Entries from a dataset of interfaces
■ ■ ■ ■ ■ ■ ■

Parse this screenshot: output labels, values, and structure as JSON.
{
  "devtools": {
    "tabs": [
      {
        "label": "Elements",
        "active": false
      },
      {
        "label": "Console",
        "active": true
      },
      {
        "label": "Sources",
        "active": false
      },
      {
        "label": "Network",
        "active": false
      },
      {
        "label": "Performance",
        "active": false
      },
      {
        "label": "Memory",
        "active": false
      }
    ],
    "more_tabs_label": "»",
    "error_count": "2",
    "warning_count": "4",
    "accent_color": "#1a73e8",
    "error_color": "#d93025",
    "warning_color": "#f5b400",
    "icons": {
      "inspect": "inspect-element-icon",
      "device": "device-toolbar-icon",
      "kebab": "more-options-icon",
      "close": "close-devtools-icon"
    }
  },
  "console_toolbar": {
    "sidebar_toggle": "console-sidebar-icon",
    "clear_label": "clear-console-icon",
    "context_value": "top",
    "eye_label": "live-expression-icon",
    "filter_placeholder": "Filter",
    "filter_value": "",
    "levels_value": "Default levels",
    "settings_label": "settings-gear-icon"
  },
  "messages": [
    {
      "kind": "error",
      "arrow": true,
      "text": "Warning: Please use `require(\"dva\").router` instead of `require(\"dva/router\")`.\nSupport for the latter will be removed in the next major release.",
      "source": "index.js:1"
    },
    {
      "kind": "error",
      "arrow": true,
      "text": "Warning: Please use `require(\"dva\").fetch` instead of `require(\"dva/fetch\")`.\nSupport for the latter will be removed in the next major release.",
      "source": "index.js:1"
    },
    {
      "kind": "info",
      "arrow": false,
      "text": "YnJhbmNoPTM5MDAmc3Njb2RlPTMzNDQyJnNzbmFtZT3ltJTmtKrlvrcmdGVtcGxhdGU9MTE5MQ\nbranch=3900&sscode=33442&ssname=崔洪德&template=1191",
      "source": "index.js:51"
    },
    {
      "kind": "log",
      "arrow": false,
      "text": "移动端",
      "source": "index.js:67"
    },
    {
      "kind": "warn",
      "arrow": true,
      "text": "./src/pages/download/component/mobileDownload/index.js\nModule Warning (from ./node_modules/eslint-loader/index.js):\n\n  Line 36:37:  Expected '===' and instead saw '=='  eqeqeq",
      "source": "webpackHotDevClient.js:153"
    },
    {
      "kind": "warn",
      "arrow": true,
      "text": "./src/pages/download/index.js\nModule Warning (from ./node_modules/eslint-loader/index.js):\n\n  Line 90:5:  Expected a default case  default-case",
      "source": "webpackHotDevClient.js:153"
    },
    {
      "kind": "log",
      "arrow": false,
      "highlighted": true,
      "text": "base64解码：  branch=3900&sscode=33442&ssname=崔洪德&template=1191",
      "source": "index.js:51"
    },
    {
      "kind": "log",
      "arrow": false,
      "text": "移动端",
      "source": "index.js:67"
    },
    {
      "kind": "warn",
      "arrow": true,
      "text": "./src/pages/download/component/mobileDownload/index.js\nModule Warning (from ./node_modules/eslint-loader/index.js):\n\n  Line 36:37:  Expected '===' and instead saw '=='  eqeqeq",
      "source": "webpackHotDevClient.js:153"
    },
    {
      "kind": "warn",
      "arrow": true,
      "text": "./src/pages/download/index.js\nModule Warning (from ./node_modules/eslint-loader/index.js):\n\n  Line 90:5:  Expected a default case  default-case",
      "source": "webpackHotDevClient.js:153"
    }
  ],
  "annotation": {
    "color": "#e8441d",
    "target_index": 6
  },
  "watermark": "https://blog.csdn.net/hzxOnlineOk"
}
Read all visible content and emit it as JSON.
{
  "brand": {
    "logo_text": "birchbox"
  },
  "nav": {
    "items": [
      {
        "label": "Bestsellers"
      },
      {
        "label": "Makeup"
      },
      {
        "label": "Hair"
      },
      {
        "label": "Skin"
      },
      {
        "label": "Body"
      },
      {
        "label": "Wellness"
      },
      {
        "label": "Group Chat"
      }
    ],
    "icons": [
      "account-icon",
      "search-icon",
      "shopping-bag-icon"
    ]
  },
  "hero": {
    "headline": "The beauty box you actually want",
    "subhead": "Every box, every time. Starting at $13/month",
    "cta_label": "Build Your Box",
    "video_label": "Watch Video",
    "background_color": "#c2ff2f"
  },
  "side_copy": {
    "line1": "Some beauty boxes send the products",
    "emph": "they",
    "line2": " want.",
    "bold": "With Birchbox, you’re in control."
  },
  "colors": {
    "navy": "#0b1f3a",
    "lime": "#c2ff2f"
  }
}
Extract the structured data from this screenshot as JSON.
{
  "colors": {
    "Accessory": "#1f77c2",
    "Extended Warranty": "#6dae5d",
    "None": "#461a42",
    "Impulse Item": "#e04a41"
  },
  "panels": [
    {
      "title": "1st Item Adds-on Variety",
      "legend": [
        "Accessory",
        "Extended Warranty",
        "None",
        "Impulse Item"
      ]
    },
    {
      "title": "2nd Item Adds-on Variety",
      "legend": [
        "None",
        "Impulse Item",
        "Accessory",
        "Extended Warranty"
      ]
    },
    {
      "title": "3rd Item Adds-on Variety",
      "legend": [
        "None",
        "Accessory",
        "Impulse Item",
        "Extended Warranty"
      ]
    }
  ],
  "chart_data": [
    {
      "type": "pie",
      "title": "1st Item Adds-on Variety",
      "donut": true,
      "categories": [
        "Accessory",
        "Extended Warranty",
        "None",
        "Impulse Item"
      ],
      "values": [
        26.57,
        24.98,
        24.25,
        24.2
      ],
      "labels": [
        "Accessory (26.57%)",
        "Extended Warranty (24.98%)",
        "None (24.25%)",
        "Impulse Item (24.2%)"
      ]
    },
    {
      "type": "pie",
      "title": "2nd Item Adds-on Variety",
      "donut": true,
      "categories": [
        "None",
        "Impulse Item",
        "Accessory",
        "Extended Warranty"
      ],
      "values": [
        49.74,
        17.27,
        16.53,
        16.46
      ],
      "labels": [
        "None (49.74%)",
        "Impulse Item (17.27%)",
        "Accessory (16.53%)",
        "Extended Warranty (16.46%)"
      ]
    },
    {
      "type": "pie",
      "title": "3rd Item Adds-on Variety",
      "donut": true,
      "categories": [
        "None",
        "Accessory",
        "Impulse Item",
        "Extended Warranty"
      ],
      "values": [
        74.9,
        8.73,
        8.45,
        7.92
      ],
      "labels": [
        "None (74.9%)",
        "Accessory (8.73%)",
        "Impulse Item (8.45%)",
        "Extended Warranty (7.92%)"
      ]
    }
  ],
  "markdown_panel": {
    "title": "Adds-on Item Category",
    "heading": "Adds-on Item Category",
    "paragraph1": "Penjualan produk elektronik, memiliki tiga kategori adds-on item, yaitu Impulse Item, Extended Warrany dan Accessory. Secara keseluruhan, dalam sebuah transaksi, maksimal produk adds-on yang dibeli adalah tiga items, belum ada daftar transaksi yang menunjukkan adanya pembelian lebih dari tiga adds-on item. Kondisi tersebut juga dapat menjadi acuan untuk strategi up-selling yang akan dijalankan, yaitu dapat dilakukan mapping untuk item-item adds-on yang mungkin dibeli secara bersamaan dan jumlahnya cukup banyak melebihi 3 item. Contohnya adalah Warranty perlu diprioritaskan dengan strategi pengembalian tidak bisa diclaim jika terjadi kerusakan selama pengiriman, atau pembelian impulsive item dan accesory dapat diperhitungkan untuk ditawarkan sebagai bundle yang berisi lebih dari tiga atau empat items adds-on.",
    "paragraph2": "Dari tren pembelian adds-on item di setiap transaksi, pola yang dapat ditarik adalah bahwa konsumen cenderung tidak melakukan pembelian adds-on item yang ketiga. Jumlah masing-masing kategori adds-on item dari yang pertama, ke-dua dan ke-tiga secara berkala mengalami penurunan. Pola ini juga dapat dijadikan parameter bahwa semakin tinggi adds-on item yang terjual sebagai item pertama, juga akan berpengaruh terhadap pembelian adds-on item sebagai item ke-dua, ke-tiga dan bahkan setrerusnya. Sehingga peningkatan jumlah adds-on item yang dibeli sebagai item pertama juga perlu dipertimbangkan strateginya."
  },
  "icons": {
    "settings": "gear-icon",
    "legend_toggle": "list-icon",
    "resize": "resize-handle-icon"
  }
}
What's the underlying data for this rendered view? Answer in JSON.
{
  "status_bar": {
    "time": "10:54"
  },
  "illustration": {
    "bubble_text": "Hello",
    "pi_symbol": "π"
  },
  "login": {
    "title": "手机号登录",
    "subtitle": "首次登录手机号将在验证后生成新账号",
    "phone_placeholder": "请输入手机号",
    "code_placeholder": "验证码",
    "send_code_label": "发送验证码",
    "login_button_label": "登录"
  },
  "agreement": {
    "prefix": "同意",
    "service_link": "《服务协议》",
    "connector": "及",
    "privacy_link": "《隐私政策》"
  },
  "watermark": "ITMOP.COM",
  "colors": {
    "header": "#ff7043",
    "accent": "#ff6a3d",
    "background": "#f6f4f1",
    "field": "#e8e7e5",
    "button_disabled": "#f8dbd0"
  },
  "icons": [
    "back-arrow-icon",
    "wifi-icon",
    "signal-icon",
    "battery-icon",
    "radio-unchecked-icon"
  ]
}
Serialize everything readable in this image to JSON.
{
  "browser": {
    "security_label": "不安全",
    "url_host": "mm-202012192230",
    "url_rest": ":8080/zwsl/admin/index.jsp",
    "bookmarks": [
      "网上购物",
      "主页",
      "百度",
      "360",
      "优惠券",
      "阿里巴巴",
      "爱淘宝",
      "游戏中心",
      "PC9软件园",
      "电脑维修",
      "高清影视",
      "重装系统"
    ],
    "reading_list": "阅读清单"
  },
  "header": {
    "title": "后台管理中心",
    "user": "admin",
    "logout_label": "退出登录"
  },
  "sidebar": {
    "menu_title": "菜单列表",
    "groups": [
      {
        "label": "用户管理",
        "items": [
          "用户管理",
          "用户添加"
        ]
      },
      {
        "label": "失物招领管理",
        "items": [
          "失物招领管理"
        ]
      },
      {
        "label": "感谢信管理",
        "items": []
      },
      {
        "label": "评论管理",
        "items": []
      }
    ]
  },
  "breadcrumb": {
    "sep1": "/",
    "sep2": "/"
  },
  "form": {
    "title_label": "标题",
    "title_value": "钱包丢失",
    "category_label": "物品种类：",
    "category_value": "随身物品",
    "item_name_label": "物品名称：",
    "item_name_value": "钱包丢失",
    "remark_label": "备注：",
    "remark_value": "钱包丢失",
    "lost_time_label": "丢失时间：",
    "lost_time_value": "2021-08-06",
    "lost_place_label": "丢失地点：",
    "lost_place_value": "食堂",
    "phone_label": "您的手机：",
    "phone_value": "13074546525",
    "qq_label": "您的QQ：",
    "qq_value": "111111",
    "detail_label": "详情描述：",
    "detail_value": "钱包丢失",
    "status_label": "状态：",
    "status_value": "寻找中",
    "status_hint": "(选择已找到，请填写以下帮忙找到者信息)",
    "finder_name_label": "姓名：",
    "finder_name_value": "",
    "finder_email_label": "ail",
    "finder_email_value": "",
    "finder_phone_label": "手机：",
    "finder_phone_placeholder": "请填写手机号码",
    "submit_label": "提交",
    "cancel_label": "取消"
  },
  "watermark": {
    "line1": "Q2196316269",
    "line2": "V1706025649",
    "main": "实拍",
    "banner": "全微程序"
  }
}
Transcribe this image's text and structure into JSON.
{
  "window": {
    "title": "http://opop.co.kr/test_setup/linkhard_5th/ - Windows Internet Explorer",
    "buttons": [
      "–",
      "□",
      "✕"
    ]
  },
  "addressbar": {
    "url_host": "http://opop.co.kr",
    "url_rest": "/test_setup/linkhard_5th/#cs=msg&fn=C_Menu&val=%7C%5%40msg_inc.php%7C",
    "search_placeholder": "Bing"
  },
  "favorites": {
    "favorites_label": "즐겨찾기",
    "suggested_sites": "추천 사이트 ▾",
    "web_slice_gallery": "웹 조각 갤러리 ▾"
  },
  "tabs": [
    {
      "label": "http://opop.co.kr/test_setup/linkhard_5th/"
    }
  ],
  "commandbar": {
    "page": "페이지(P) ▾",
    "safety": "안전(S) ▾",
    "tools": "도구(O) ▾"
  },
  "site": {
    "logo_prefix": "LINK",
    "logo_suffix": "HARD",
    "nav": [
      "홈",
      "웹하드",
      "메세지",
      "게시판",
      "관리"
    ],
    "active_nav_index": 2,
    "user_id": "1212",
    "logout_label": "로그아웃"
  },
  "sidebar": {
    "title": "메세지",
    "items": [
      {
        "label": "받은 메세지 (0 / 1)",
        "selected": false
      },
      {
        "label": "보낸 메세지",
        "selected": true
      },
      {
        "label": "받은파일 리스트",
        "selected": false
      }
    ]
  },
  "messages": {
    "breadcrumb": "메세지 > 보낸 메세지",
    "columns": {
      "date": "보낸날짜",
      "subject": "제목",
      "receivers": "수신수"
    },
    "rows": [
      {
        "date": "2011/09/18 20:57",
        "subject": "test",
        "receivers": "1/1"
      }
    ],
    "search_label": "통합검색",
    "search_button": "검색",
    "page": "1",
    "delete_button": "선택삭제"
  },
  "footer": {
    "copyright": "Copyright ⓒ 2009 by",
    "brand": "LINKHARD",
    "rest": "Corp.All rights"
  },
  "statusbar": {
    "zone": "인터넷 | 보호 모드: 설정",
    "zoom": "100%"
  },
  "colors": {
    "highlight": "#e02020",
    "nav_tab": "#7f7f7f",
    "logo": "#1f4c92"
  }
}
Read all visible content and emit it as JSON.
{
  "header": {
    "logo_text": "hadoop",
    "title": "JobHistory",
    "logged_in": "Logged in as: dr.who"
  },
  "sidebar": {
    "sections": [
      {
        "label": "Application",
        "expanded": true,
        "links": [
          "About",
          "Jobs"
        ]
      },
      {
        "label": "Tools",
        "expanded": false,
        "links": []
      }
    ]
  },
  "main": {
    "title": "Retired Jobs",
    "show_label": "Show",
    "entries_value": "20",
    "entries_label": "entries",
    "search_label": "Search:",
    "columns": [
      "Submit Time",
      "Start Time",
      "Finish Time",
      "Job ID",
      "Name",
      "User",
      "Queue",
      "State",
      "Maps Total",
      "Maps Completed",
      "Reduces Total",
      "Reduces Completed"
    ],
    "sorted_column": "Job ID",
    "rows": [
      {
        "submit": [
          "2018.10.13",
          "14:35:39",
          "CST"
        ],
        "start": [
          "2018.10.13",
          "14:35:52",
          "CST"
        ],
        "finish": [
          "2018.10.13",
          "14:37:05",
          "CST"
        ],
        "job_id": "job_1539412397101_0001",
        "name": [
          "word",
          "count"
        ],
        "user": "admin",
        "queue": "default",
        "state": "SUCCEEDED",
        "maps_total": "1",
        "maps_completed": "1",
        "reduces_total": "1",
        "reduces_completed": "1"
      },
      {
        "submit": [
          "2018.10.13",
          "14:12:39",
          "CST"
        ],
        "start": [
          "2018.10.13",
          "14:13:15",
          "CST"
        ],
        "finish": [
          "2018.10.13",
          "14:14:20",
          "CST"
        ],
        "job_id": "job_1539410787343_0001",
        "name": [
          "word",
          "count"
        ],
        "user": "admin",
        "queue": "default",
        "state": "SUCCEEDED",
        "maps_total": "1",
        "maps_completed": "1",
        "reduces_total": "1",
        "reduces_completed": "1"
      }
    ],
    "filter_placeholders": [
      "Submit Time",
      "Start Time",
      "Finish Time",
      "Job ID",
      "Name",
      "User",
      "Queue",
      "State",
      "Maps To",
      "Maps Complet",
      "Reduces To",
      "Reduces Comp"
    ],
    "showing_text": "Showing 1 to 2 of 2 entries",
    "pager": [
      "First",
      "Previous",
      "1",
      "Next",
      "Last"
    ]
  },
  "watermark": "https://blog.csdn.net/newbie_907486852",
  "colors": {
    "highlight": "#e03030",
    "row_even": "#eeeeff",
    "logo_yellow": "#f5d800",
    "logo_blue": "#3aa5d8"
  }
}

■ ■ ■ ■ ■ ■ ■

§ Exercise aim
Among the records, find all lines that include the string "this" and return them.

§ Exercise output
Parse this screenshot: output labels, values, and structure as JSON.
Extract the structured data from this screenshot as JSON.
What's the underlying data for this rendered view? Answer in JSON.
Serialize everything readable in this image to JSON.
Transcribe this image's text and structure into JSON.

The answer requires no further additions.